== EXERCISE ==
Output each entry verbatim.

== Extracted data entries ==
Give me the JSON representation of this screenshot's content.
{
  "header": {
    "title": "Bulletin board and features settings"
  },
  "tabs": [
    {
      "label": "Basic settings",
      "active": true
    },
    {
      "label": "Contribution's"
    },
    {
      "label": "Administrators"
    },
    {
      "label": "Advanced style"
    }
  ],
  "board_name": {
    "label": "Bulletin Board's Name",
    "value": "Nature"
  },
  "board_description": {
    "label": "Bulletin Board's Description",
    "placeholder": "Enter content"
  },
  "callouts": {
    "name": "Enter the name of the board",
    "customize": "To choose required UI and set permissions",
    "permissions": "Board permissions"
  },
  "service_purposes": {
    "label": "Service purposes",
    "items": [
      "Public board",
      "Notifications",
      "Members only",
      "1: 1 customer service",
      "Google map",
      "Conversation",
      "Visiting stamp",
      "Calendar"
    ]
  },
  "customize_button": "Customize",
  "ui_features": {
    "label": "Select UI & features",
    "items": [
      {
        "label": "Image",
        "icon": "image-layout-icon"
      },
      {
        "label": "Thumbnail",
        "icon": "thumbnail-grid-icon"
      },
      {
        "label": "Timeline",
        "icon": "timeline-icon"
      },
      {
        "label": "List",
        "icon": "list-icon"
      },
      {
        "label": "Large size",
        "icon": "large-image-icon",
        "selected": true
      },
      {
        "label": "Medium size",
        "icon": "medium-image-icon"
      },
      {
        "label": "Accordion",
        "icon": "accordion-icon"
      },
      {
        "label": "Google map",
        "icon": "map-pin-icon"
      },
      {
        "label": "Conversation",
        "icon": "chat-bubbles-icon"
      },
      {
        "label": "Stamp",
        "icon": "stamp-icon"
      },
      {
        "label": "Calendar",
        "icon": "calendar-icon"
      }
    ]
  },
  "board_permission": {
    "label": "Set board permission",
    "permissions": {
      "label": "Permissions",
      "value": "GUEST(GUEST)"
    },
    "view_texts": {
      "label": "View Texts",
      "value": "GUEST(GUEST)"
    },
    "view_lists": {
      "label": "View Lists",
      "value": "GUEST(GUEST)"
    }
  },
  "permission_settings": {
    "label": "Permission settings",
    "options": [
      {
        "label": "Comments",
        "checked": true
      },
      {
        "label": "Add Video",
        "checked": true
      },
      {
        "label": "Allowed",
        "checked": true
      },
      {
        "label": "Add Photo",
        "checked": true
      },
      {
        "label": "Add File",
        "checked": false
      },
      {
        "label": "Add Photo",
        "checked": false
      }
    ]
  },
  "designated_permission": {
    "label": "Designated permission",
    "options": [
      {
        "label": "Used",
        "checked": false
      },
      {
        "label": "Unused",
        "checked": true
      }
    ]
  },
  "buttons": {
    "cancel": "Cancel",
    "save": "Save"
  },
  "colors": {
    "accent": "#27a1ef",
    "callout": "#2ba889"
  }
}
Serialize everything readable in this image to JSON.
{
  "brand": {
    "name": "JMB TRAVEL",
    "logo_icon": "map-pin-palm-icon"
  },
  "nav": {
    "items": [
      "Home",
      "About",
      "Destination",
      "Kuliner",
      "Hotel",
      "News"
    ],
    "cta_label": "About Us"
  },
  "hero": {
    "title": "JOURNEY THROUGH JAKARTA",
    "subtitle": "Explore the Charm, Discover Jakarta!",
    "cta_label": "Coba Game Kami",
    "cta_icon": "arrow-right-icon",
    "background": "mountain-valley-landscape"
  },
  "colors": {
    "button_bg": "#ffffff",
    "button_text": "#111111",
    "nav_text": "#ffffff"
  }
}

== RESULT ==
Give me the JSON representation of this screenshot's content.
{
  "header": {
    "title": "Bulletin board and features settings"
  },
  "tabs": [
    {
      "label": "Basic settings",
      "active": true
    },
    {
      "label": "Contribution's"
    },
    {
      "label": "Administrators"
    },
    {
      "label": "Advanced style"
    }
  ],
  "board_name": {
    "label": "Bulletin Board's Name",
    "value": "Nature"
  },
  "board_description": {
    "label": "Bulletin Board's Description",
    "placeholder": "Enter content"
  },
  "callouts": {
    "name": "Enter the name of the board",
    "customize": "To choose required UI and set permissions",
    "permissions": "Board permissions"
  },
  "service_purposes": {
    "label": "Service purposes",
    "items": [
      "Public board",
      "Notifications",
      "Members only",
      "1: 1 customer service",
      "Google map",
      "Conversation",
      "Visiting stamp",
      "Calendar"
    ]
  },
  "customize_button": "Customize",
  "ui_features": {
    "label": "Select UI & features",
    "items": [
      {
        "label": "Image",
        "icon": "image-layout-icon"
      },
      {
        "label": "Thumbnail",
        "icon": "thumbnail-grid-icon"
      },
      {
        "label": "Timeline",
        "icon": "timeline-icon"
      },
      {
        "label": "List",
        "icon": "list-icon"
      },
      {
        "label": "Large size",
        "icon": "large-image-icon",
        "selected": true
      },
      {
        "label": "Medium size",
        "icon": "medium-image-icon"
      },
      {
        "label": "Accordion",
        "icon": "accordion-icon"
      },
      {
        "label": "Google map",
        "icon": "map-pin-icon"
      },
      {
        "label": "Conversation",
        "icon": "chat-bubbles-icon"
      },
      {
        "label": "Stamp",
        "icon": "stamp-icon"
      },
      {
        "label": "Calendar",
        "icon": "calendar-icon"
      }
    ]
  },
  "board_permission": {
    "label": "Set board permission",
    "permissions": {
      "label": "Permissions",
      "value": "GUEST(GUEST)"
    },
    "view_texts": {
      "label": "View Texts",
      "value": "GUEST(GUEST)"
    },
    "view_lists": {
      "label": "View Lists",
      "value": "GUEST(GUEST)"
    }
  },
  "permission_settings": {
    "label": "Permission settings",
    "options": [
      {
        "label": "Comments",
        "checked": true
      },
      {
        "label": "Add Video",
        "checked": true
      },
      {
        "label": "Allowed",
        "checked": true
      },
      {
        "label": "Add Photo",
        "checked": true
      },
      {
        "label": "Add File",
        "checked": false
      },
      {
        "label": "Add Photo",
        "checked": false
      }
    ]
  },
  "designated_permission": {
    "label": "Designated permission",
    "options": [
      {
        "label": "Used",
        "checked": false
      },
      {
        "label": "Unused",
        "checked": true
      }
    ]
  },
  "buttons": {
    "cancel": "Cancel",
    "save": "Save"
  },
  "colors": {
    "accent": "#27a1ef",
    "callout": "#2ba889"
  }
}
Serialize everything readable in this image to JSON.
{
  "brand": {
    "name": "JMB TRAVEL",
    "logo_icon": "map-pin-palm-icon"
  },
  "nav": {
    "items": [
      "Home",
      "About",
      "Destination",
      "Kuliner",
      "Hotel",
      "News"
    ],
    "cta_label": "About Us"
  },
  "hero": {
    "title": "JOURNEY THROUGH JAKARTA",
    "subtitle": "Explore the Charm, Discover Jakarta!",
    "cta_label": "Coba Game Kami",
    "cta_icon": "arrow-right-icon",
    "background": "mountain-valley-landscape"
  },
  "colors": {
    "button_bg": "#ffffff",
    "button_text": "#111111",
    "nav_text": "#ffffff"
  }
}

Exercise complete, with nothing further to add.